“This is the first community health needs assessment that Ivinson has spearheaded,” said Beth Young Jones, executive director of the IMH Foundation and IMH administrator. “There are so many wonderful things happening in Laramie; there’s such a vision for where this community is going. This is just one critical piece of the puzzle when it comes to looking at where Laramie wants to be several years from now — specific to health care, of course.”
The assessment, expected to be finished around June 2020, is a requirement under the Affordable Care Act for nonprofit hospitals; IMH started under its nonprofit status in January 2018.
Although IMH is coordinating the effort, the goal is to create a comprehensive, community-based assessment. Jones said a steering committee of 30 nonprofits and community stakeholders — including the Laramie Chamber Business Alliance, the Laramie Soup Kitchen, the Cathedral Home for Children and more — are participating with ideas, concerns and their own needs.
“I feel like health weaves its way into absolutely everything that we see in our community,” she said. “So, when we put out the call to organizations throughout the community to say, ‘Hey, can you participate and be involved in this?’ and they respond with not only a yes but action behind their desire to participate, it says so much of Laramie.”
Jones said in her experience conducting similar assessments for the state, she found that many organizations conduct nearly identical assessments for a variety of reasons — to comply with grant funding requirements, for example — spending money to answer many of the same questions.
“The administration of the hospital decided that we would take a more comprehensive approach, asking questions that resonate with several different service organizations so that we could really dig into the issues that affect health in the community and look at it from a perspective that’s bigger than just Ivinson,” she said.
The public will also have a chance to get involved with listening sessions scheduled for 3:30-4:30 p.m. Sept. 23 and 5:30-6:30 p.m. Sept. 24 at the Albany County Public Library’s community room. Food and childcare will be provided.
“People can come and voice their opinion and give their insight into health constructs that exist or don’t exist throughout the community,” Jones said. “The intent is really to make sure that there’s an opportunity for people to be as involved as they would like.”
After spending the fall collecting data from the steering committee, listening sessions and an upcoming community survey, Jones said in the spring the group will compile a list of priorities based on the data and insights.
Not only will the assessment be published on IMH’s website next summer, but paper copies will also be available throughout the community.

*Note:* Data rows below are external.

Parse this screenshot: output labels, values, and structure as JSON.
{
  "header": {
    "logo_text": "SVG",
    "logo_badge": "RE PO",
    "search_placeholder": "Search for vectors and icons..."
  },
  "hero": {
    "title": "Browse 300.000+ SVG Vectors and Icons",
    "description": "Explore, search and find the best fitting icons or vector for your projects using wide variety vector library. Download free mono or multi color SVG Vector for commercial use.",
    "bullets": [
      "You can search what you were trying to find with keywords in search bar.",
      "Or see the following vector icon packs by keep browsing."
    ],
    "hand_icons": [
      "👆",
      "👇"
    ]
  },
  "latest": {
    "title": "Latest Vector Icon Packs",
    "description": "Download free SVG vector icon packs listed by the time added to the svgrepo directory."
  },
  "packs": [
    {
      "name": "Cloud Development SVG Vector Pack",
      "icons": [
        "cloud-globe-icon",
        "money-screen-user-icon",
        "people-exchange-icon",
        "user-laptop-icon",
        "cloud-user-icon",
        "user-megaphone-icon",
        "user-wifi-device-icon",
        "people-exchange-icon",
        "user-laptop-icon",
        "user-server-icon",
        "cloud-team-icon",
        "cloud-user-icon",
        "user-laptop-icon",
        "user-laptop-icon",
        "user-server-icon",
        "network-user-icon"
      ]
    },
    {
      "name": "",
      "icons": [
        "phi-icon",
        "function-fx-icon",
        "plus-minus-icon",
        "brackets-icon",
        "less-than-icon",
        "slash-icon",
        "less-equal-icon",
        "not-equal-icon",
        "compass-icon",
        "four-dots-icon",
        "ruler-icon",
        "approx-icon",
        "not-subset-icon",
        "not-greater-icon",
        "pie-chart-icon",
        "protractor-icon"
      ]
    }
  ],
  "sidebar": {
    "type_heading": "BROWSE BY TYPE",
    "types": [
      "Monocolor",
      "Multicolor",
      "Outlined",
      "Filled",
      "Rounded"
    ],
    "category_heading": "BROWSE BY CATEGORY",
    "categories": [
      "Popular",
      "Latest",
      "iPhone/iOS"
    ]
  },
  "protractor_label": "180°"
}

“We’re spending so much time gathering the voices, we want to make sure that we also honor the time that everyone is spending as they participate and get the findings out to them as well,” Jones said.